Amabel, who lives in south London, continued, "I have always wanted to have a career in children's book illustration and Lucy Lights The Way was a story I wrote knowing that it has an important message for children about recognising their individual special talents."
Amabel, who graduated in 2020, is currently working on two more books as well as finding her way as a freelance in the creative industries, building her portfolio and receiving commissions for her paintings.
She said, "I love to paint, and I am now a member of the Blackheath Arts Society. I will continue to prepare for future exhibitions and commissioned work."
She chose her course at the School of Architecture, Computing and Engineering in order to understand the variety of disciplines in illustration, including as editorial illustration and printing, and telling stories with images, all while working with industry-leading software such as the Adobe Creative Cloud.
"Throughout my illustration course at UEL, I was able to research and study how to become a successful children's book illustrator and my work was critiqued and encouraged by my lecturers and students.

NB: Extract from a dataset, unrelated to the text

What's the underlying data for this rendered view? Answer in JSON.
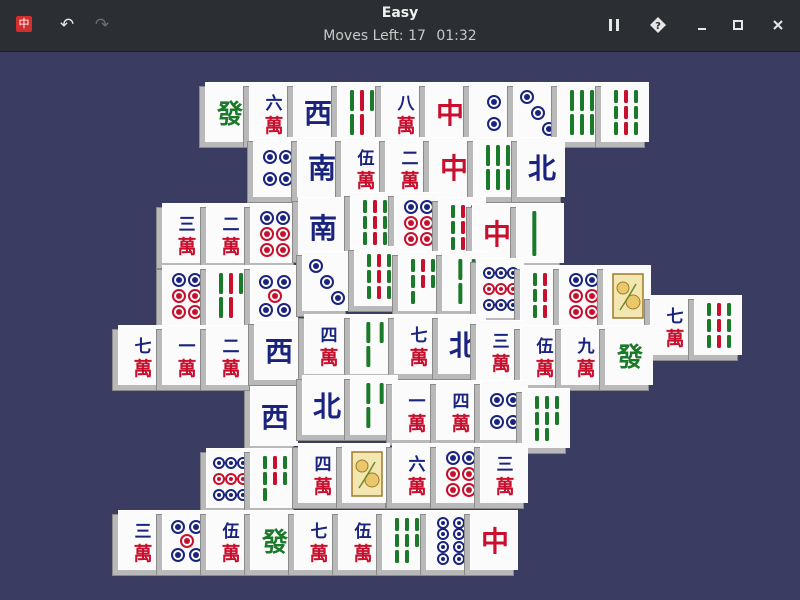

"There was a great deal of effort preparing me for a future career in illustration, encouraging me to develop my style of working, my website, my professional portfolio, and how to work in a professional team."
And she advised students to her lesson of the past year as she launched a career against the headwinds of a pandemic.
She said, "If you are creative and determined keep going. It is a difficult time as we come out of the pandemic but use that creativity and you never know what might happen."
If you are interested in an illustration degree, see our course website. Lucy Lights The Way is available from Foyles and Waterstones bookshops and on Amazon.